  4. Explain the importance of data modeling techniques
  5. Describe the functions of security software
  6. Explain the types and benefits of bundled solutions, giving common examples
In the next module, you will be looking at software planning from the perspective of the different Web models.

Dynamic Access to Databases

Requisite technologies have converged sufficiently to allow dynamic access to databases using Web browsers. The Web has provided a global infrastructure, a set of standards, and a presentation format, while database technology has contributed storage techniques, query languages, efficient access to large bodies of highly structured data, and mechanisms for maintaining the integrity and consistency of data .
Prior to theWeb, Internet access to databases was hampered by low bandwidth, the lack of a standardized interface, and platform dependencies. The emergence of the Web helped fix the interface and platform problems, and high-speed connections are helping to fix the bandwidth problem. Yet another problem to be solved was how to access databases dynamically, avoiding the problem of having to convert database data manually to text suitable for transmission using the hypertext transfer protocol (HTTP). This problem has been solved through the use of programs and scripts that convert relational data to hypertext markup language (HTML) for transmission over the Web.

Database Design and Theory

Database Supporting Roles

Not every database application is directed toward public outreach and public access, although the public side often works in conjunction with the private side. This section briefly discusses types of databases and the support they provide to organizations.
Reference databases support retrieval of literature citations, abstracts, and hard data from vast databases. Most are made available on a subscription basis. They are seldom used for transaction processing but can be useful as part of the informational services of an organization. They are of vital interest to libraries, information agencies, and information research units within organizations, and they make up an important component in corporate knowledge-management operations, digital libraries, and data mining.
Back-office databases are part of an internal information system supporting the functioning of the organization.

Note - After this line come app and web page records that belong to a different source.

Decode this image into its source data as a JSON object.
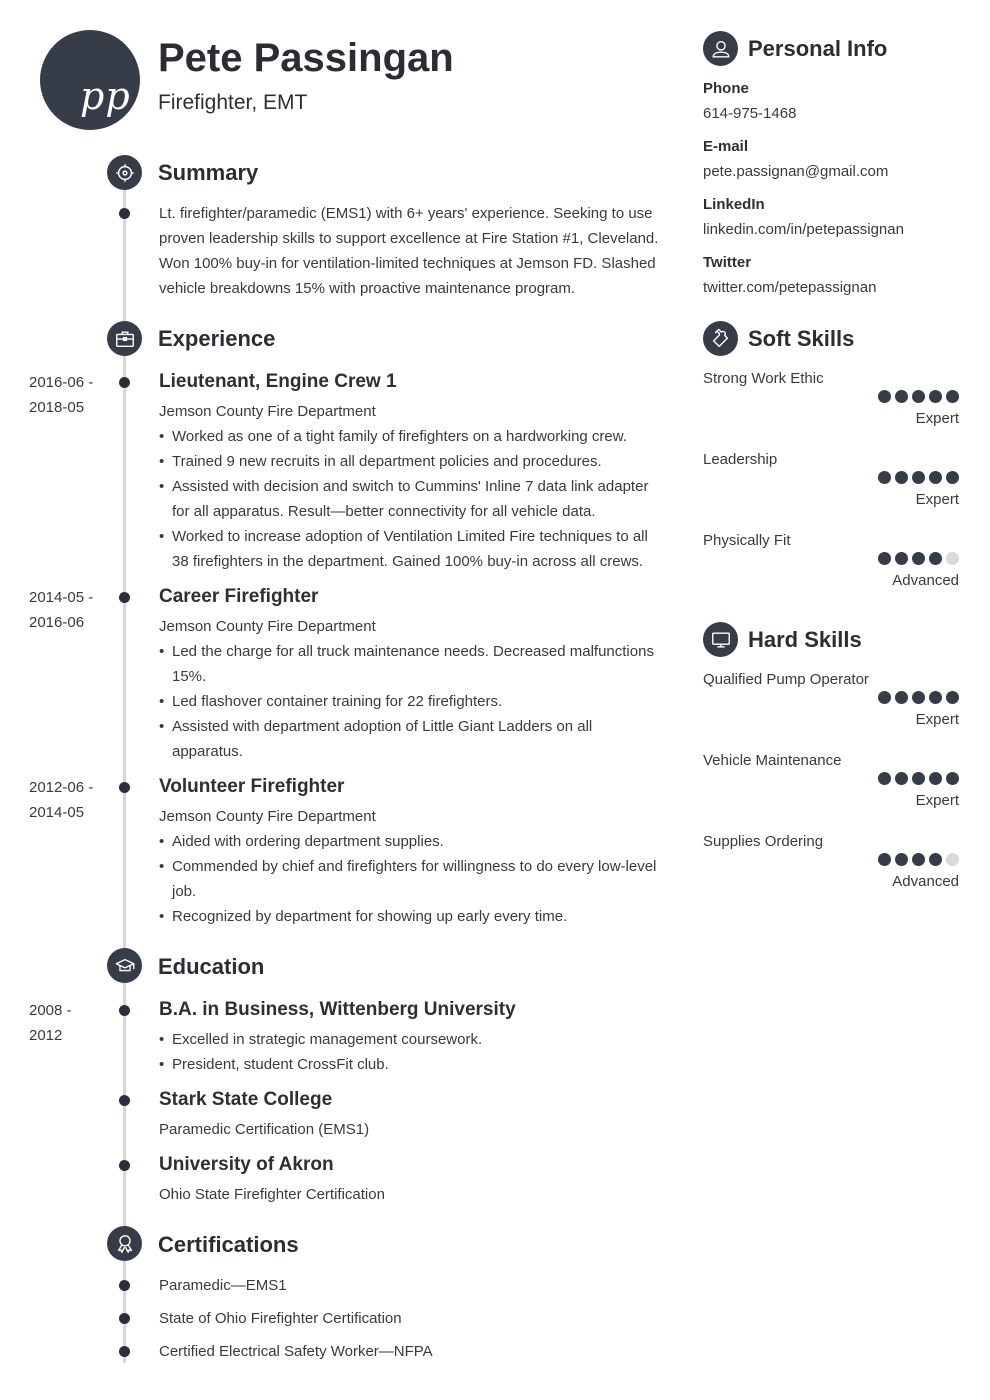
{
  "header": {
    "initials": "pp",
    "name": "Pete Passingan",
    "title": "Firefighter, EMT"
  },
  "sections": {
    "summary": {
      "title": "Summary",
      "icon": "target-icon",
      "text": "Lt. firefighter/paramedic (EMS1) with 6+ years' experience. Seeking to use proven leadership skills to support excellence at Fire Station #1, Cleveland. Won 100% buy-in for ventilation-limited techniques at Jemson FD. Slashed vehicle breakdowns 15% with proactive maintenance program."
    },
    "experience": {
      "title": "Experience",
      "icon": "briefcase-icon",
      "entries": [
        {
          "date_start": "2016-06 -",
          "date_end": "2018-05",
          "title": "Lieutenant, Engine Crew 1",
          "company": "Jemson County Fire Department",
          "bullets": [
            "Worked as one of a tight family of firefighters on a hardworking crew.",
            "Trained 9 new recruits in all department policies and procedures.",
            "Assisted with decision and switch to Cummins' Inline 7 data link adapter for all apparatus. Result—better connectivity for all vehicle data.",
            "Worked to increase adoption of Ventilation Limited Fire techniques to all 38 firefighters in the department. Gained 100% buy-in across all crews."
          ]
        },
        {
          "date_start": "2014-05 -",
          "date_end": "2016-06",
          "title": "Career Firefighter",
          "company": "Jemson County Fire Department",
          "bullets": [
            "Led the charge for all truck maintenance needs. Decreased malfunctions 15%.",
            "Led flashover container training for 22 firefighters.",
            "Assisted with department adoption of Little Giant Ladders on all apparatus."
          ]
        },
        {
          "date_start": "2012-06 -",
          "date_end": "2014-05",
          "title": "Volunteer Firefighter",
          "company": "Jemson County Fire Department",
          "bullets": [
            "Aided with ordering department supplies.",
            "Commended by chief and firefighters for willingness to do every low-level job.",
            "Recognized by department for showing up early every time."
          ]
        }
      ]
    },
    "education": {
      "title": "Education",
      "icon": "graduation-cap-icon",
      "entries": [
        {
          "date_start": "2008 -",
          "date_end": "2012",
          "title": "B.A. in Business, Wittenberg University",
          "bullets": [
            "Excelled in strategic management coursework.",
            "President, student CrossFit club."
          ]
        },
        {
          "title": "Stark State College",
          "subtitle": "Paramedic Certification (EMS1)"
        },
        {
          "title": "University of Akron",
          "subtitle": "Ohio State Firefighter Certification"
        }
      ]
    },
    "certifications": {
      "title": "Certifications",
      "icon": "award-ribbon-icon",
      "items": [
        "Paramedic—EMS1",
        "State of Ohio Firefighter Certification",
        "Certified Electrical Safety Worker—NFPA"
      ]
    }
  },
  "sidebar": {
    "personal_info": {
      "title": "Personal Info",
      "icon": "person-icon",
      "fields": [
        {
          "label": "Phone",
          "value": "614-975-1468"
        },
        {
          "label": "E-mail",
          "value": "pete.passignan@gmail.com"
        },
        {
          "label": "LinkedIn",
          "value": "linkedin.com/in/petepassignan"
        },
        {
          "label": "Twitter",
          "value": "twitter.com/petepassignan"
        }
      ]
    },
    "soft_skills": {
      "title": "Soft Skills",
      "icon": "puzzle-piece-icon",
      "items": [
        {
          "name": "Strong Work Ethic",
          "rating": 5,
          "max": 5,
          "level": "Expert"
        },
        {
          "name": "Leadership",
          "rating": 5,
          "max": 5,
          "level": "Expert"
        },
        {
          "name": "Physically Fit",
          "rating": 4,
          "max": 5,
          "level": "Advanced"
        }
      ]
    },
    "hard_skills": {
      "title": "Hard Skills",
      "icon": "monitor-icon",
      "items": [
        {
          "name": "Qualified Pump Operator",
          "rating": 5,
          "max": 5,
          "level": "Expert"
        },
        {
          "name": "Vehicle Maintenance",
          "rating": 5,
          "max": 5,
          "level": "Expert"
        },
        {
          "name": "Supplies Ordering",
          "rating": 4,
          "max": 5,
          "level": "Advanced"
        }
      ]
    }
  },
  "colors": {
    "accent": "#373d48",
    "text": "#2d2f33",
    "timeline": "#d6d6d6",
    "rating_off": "#d9d9d9"
  }
}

Some portions of the databases may be made available to Internet users, but they are less often used in transaction processing. Typically, back-office applications use small or medium capability database management systems such as Access (Microsoft) and MySQL (MySQL AB).
Front-office databases support organizational functions that reach out to customers, constituents, or clients. They support customer or public information, selling and buying transactions, data warehousing, business intelligence, customer service, banking, securities, and a host of commercial and noncommercial applications. Typical front-office databases include DB2 (IBM), Oracle (Oracle), SQL Server (Microsoft), Informix (IBM), and Sybase (Sybase).

When creating database-driven web applications, you will need to do some of the following tasks:
  1. Tabular output: Listing query results in an easily readable format is one of the most commonplace tasks you will deal with when building database-driven applications. Understand how to programmatically create these listings.
  2. Sorting tabular output: Often, query results are ordered in a default fashion, by product name, for example. But what if the user would like to reorder the results using some other criteria, such as price? Provide table-sorting mechanisms that let the user search on any column.
  3. Subqueries: Even simple data-driven applications often require queries to work with multiple tables, typically using joins.
    Many of these operations can also be accomplished with the arguably much more intuitive subquery.
  4. Cursors: Operating in a fashion similar to an array pointer, a cursor (a feature new to MySQL 5.0) gives you the ability to swiftly navigate database result sets. Use cursors to streamline your code.
  5. Paged results: Database tables can consist of thousands, even millions, of records. When large result sets are retrieved, it often makes sense to separate these results across several pages and provide the user with a mechanism to navigate back and forth between these pages.